Inclusions

17-days´ cruise with accommodation in a shared outside double cabin with private facilities – 90% with balcony

All Zodiac landings and excursions as per itinerary

Guiding and lectures by our expedition leader and team

Near-shore guided walks in towns and settlements

English-speaking expedition team

Full board on the ship - breakfast, lunch, dinner and afternoon tea

Free tea and coffee 24 hours’ daily

Taxes and portfees

 Guiding and lectures by our experienced expedition leader and team

Special photo workshop

Welcome and farewell cocktails

Digital visual journal link after voyage, including voyage log, gallery, species list and more!

Exclusions

Adventure options

Hiking

The opportunity to simply set foot on the Polar regions is a great experience, but to walk amid its white emptiness on a mini expedition is truly an unbeatable adventure. 

Photography

We always have a dedicated expedition photographer onboard to document the voyage and share their passion for photography through lectures and during landings and zodiac cruises.

Tastings

A feast for your senses!

Zodiac

Essential for expedition cruises, Zodiacs are robust boats that can go up on a beach, a rocky outcrop, a river bank or even an ice floe push through bergy bits of ice floating in the water.
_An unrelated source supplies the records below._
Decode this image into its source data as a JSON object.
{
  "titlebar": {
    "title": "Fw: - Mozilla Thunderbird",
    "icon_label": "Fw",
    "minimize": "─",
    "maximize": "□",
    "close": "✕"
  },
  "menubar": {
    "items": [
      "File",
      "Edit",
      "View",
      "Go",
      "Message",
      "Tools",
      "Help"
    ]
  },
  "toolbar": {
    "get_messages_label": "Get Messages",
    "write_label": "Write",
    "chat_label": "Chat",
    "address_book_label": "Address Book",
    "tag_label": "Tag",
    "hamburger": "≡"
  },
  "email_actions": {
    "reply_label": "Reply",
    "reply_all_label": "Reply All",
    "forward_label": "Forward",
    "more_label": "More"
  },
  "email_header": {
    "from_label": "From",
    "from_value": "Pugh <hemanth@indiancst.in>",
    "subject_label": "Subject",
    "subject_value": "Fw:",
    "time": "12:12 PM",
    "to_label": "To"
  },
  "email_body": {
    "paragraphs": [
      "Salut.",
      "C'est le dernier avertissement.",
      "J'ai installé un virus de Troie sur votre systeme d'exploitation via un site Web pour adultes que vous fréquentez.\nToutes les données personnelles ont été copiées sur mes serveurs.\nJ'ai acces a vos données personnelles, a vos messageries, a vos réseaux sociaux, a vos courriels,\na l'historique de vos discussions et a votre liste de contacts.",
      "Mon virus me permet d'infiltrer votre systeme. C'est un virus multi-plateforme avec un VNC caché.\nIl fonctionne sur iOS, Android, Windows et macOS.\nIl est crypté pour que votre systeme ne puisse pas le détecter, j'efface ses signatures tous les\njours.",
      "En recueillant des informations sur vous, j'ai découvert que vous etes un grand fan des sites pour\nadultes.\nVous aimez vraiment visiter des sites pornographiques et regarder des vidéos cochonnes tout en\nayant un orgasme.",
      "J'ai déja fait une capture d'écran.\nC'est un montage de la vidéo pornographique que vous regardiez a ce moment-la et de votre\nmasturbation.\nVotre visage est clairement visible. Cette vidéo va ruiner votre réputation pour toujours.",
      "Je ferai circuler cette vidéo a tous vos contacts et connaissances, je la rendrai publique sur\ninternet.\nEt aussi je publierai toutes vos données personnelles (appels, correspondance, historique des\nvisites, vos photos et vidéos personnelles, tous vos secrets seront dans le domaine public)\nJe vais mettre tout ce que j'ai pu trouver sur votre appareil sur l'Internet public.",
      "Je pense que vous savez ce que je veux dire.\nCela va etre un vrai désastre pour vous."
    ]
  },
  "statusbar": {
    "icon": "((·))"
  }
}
This is definitely one...

Departure dates

Date
Info
Ship
Apr. 13, 2021